Wabi-sabi is a character skill. It gives you the discipline to shift your attention from impossible ideals to achievable standards—and then adjust those standards over time. Adam Grant, Hidden Potential
According to legend, as a young boy, Sen no Rikyu sought to learn the art of the Japanese tea ceremony from the esteemed tea master, Takeeno Joo. To evaluate his student, the master assigned his apprentice the task of cleaning up the tea garden.
Rikyu meticulously cleaned and raked the garden to perfection. Yet, before presenting his flawless work to his master, he shook a cherry tree, causing Sakura flowers to dot the just-raked garden, deliberately introducing imperfection and, with it, a touch of beauty to the scene. With that action, Sen no Rikyu—considered a very influential figure in the history of Japanese culture—marked the genesis of the concept of Wabi-sabi in Japanese tea ceremonies.
Rikyu advocated for a return to basics and a focus on the pure experience of tea rather than elaborate rituals or ostentatious displays. Instead of immaculate utensils signifying extravagance, people drank tea from chipped bowls and worn pottery. He emphasized the importance of minimalism, rusticity, and the appreciation of imperfections not just in tea utensils but extended his influence to various aspects of Japanese culture and aesthetics.
What Wabi-sabi really means?
That, in essence, is Wabi-sabi—the Japanese principle of honoring the inherent beauty in imperfection and transience. It celebrates simplicity, modesty, and the beauty found in the natural cycles of growth and decay. The core principle of Wabi-sabi is that imperfection is both inevitable and inherently beautiful.
Everything is perfect, and yet there's always room for improvement. Shunryu Suzuki
If you’ve read the statistics, you’ll know that a staggering 89% of New Year’s resolutions don’t last. A significant reason for these abandoned dreams is that we tend to pursue our goals with an all-or-nothing mentality. We start the year aspiring to hit the gym five days a week, but by week 3, we find that schedule unsustainable. But instead of recalibrating our goals to more achievable standards, we abandon them altogether. But there’s an alternative.
As we begin a New Year and look ahead, we can apply the principles of Wabi-sabi to become better versions of ourselves or to finally attempt those someday goals that our perfectionist selves may have abandoned in the past.
Eight Wabi-sabi principles for personal growth
Wabi-sabi encourages an acceptance of imperfections and flaws. Instead of setting rigid and unrealistic resolutions, consider embracing the idea that progress is more important than perfection and allow yourself time and space for setbacks and challenges. They are a natural part of the journey and don't diminish the value of your efforts.
Keep it simple

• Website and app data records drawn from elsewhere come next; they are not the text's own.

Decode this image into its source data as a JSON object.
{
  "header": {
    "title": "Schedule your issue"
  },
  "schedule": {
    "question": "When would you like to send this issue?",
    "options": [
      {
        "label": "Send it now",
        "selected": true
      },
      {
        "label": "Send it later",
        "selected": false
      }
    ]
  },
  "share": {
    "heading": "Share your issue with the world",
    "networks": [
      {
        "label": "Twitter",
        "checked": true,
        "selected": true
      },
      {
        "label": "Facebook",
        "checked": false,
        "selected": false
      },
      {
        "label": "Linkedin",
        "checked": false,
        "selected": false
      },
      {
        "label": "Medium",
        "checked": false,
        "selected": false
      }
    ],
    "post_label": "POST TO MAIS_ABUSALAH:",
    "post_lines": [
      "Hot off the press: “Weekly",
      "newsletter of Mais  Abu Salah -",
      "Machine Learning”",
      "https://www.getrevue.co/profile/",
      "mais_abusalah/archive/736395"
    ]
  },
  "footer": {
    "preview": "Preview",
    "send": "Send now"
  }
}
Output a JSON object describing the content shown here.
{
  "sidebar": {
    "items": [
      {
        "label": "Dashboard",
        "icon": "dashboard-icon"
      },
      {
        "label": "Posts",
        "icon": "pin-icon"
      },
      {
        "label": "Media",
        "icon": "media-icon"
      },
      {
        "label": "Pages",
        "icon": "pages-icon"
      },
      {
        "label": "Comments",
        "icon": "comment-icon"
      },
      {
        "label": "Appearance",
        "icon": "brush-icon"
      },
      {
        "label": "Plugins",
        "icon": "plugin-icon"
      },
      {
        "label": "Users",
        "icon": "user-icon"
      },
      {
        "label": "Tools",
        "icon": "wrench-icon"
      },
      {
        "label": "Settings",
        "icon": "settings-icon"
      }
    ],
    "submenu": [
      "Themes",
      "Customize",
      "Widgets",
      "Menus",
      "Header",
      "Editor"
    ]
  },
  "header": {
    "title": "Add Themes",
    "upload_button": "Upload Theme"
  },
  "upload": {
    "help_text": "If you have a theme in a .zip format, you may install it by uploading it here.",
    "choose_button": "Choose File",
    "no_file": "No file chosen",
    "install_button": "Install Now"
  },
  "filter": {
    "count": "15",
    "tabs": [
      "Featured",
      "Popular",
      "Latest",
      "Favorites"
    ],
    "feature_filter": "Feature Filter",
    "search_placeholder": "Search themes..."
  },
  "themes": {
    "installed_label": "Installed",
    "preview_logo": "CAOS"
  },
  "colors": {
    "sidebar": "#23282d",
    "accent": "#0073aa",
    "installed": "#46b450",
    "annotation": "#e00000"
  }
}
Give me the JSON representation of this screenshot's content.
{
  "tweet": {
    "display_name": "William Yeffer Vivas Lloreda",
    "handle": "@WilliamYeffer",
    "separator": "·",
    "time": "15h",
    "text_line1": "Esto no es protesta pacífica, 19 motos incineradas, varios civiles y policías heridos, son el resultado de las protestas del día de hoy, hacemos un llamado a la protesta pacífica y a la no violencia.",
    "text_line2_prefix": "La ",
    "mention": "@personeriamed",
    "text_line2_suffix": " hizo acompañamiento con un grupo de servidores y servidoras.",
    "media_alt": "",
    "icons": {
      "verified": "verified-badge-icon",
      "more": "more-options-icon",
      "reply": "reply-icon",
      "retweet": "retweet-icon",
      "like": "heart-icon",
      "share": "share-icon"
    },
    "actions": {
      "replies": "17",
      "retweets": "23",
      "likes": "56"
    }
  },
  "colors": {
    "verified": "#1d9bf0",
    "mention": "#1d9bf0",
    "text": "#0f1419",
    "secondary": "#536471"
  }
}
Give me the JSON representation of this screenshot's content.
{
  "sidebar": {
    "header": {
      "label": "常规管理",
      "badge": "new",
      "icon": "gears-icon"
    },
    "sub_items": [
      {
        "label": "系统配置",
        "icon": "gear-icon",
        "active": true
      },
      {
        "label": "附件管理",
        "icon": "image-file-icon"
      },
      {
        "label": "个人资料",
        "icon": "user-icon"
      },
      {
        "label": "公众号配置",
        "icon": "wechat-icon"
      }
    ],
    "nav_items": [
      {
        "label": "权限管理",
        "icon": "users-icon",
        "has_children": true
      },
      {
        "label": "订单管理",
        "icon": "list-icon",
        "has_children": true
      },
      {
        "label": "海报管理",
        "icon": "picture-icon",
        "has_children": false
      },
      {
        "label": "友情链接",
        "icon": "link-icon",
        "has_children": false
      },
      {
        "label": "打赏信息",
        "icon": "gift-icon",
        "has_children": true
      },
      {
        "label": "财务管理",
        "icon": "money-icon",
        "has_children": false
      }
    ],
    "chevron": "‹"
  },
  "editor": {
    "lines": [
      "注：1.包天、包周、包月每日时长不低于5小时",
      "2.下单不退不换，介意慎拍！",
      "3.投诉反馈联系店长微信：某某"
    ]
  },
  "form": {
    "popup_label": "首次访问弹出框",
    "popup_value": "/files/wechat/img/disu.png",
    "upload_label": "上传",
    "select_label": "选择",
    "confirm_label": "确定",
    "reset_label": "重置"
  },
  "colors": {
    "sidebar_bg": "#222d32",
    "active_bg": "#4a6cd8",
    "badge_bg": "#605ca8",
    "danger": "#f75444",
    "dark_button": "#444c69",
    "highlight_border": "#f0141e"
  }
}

Wabi-sabi appreciates simplicity and minimalism. Choose a few meaningful and achievable goals rather than overwhelming yourself with a long list of resolutions. This can help you maintain a sense of clarity and purpose throughout the year.
Wabi-sabi encourages mindfulness and being present in the moment. Apply this principle to your resolutions by focusing on the journey rather than fixating solely on the result. Mindful living can enhance your awareness, helping you appreciate the small, meaningful steps you take toward your goals.
Connect with Nature
Wabi-sabi often draws inspiration from nature. Consider incorporating a connection with nature this year. Whether it's spending more time outdoors, practicing mindfulness in natural settings, or adopting eco-friendly habits, aligning with nature can enhance your well-being.
Appreciate the Process
Wabi-sabi values the beauty found in the process of creation and transformation. Take a moment to appreciate the journey and the growth you experience along the way. Celebrate small victories and acknowledge the lessons learned, even if they come from challenges.
Wabi-sabi acknowledges the beauty in the changing seasons and the impermanence of all things. Recognize the transient nature of life. Embrace change as an opportunity for growth and renewal, allowing you to evolve and explore new aspects of your potential.
Wabi-sabi encourages an attitude of gratitude for simple pleasures and experiences. Develop a gratitude practice by acknowledging and appreciating the positive aspects of your life.
Wabi-sabi teaches us to appreciate the gradual unfolding of life and personal development, understanding that growth is a continuous process. Cultivate patience in your journey because achieving hidden potential often takes time and persistence.
So, go ahead. Sign up for the half marathon, begin writing your book, create your business venture, and do whatever else you’ve always aspired to do – the Wabi-sabi way. The key is to remember this:
It’s not about where you go. It’s about how far you travel.